The smart home devices category saw tons of growth over the course of 2017 and the gains are expected to continue along a comparable trajectory over the next five years. That's according to a new report from International Data Corporation (IDC), which predicts an average growth rate of 18.5-percent through 2022. In total, that equates to around 939.7 million smart devices shipping in that year, compared to the 433.1 million shipped worldwide in 2017 – which is a year-over-year increase of around 27.6-percent. That could place the home smart devices on pace to eventually overcome the figures associated with other technologies and well within reach of the smartphone industry's figures.
Perhaps unsurprisingly, the majority of that growth is expected to be comprised of connected speaker sales, with a projected market growth of 32-percent from 2017 through 2022. That's hardly surprising, given the staggering number of adults in the U.S. alone that make use of the A.I.-driven media hubs already. However, in monetary gains, that's huge and would result in a market value of around $17.431 billion. Smart lighting and security fall in just behind that, with expected valuations of around $12.1 and $3.5 billion, respectively. In terms of value, the trends seem to show that video entertainment, despite only a 9-percent growth rate, will continue to dominate. That portion of the market is predicted to be valued at around $201 billion, compared to the final named category, thermostats, with an estimated 2022 value of about $3.8 billion. Overall, monetary gains are supposed to average around 11-percent from 2017 through the next five years and may hit as high a valuation as $276.98 billion.

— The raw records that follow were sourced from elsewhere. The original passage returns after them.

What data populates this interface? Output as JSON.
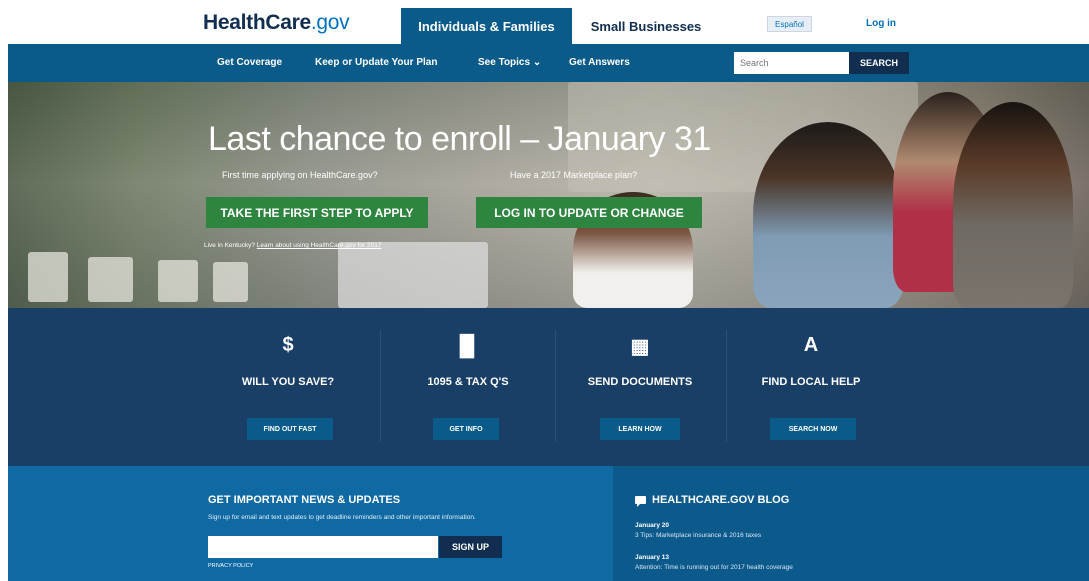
{
  "header": {
    "logo_main": "HealthCare",
    "logo_suffix": ".gov",
    "tab_individuals": "Individuals & Families",
    "tab_small_business": "Small Businesses",
    "espanol": "Español",
    "login": "Log in"
  },
  "nav": {
    "items": [
      "Get Coverage",
      "Keep or Update Your Plan",
      "See Topics",
      "Get Answers"
    ],
    "see_topics_caret": "⌄",
    "search_placeholder": "Search",
    "search_button": "SEARCH"
  },
  "hero": {
    "title": "Last chance to enroll – January 31",
    "sub_left": "First time applying on HealthCare.gov?",
    "sub_right": "Have a 2017 Marketplace plan?",
    "btn_apply": "TAKE THE FIRST STEP TO APPLY",
    "btn_login": "LOG IN TO UPDATE OR CHANGE",
    "note_prefix": "Live in Kentucky? ",
    "note_link": "Learn about using HealthCare.gov for 2017"
  },
  "features": [
    {
      "icon": "$",
      "icon_name": "dollar-icon",
      "title": "WILL YOU SAVE?",
      "button": "FIND OUT FAST"
    },
    {
      "icon": "▉",
      "icon_name": "document-icon",
      "title": "1095 & TAX Q'S",
      "button": "GET INFO"
    },
    {
      "icon": "▦",
      "icon_name": "upload-document-icon",
      "title": "SEND DOCUMENTS",
      "button": "LEARN HOW"
    },
    {
      "icon": "A",
      "icon_name": "road-icon",
      "title": "FIND LOCAL HELP",
      "button": "SEARCH NOW"
    }
  ],
  "news": {
    "title": "GET IMPORTANT NEWS & UPDATES",
    "subtitle": "Sign up for email and text updates to get deadline reminders and other important information.",
    "signup": "SIGN UP",
    "privacy": "PRIVACY POLICY"
  },
  "blog": {
    "title": "HEALTHCARE.GOV BLOG",
    "posts": [
      {
        "date": "January 20",
        "text": "3 Tips: Marketplace insurance & 2016 taxes"
      },
      {
        "date": "January 13",
        "text": "Attention: Time is running out for 2017 health coverage"
      }
    ]
  },
  "colors": {
    "navy": "#112e51",
    "nav_blue": "#0b5b8a",
    "green": "#2e8540",
    "band": "#1a3f67"
  }
}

In the meantime, it's important to remember that home-devices really only represent a small chunk of the overall IoT market. So these figures don't account for the incoming multibillion-dollar self-driving vehicle or city infrastructure market segments, let alone other consumer-level offerings intended for use outside of the home. It isn't outside of the realm of possibility that these devices and others like them will become far more ubiquitous than any other advance that's come before. That's particularly true since these devices tend to feature interconnected functionalities that only get better as more diverse devices are added to a given network.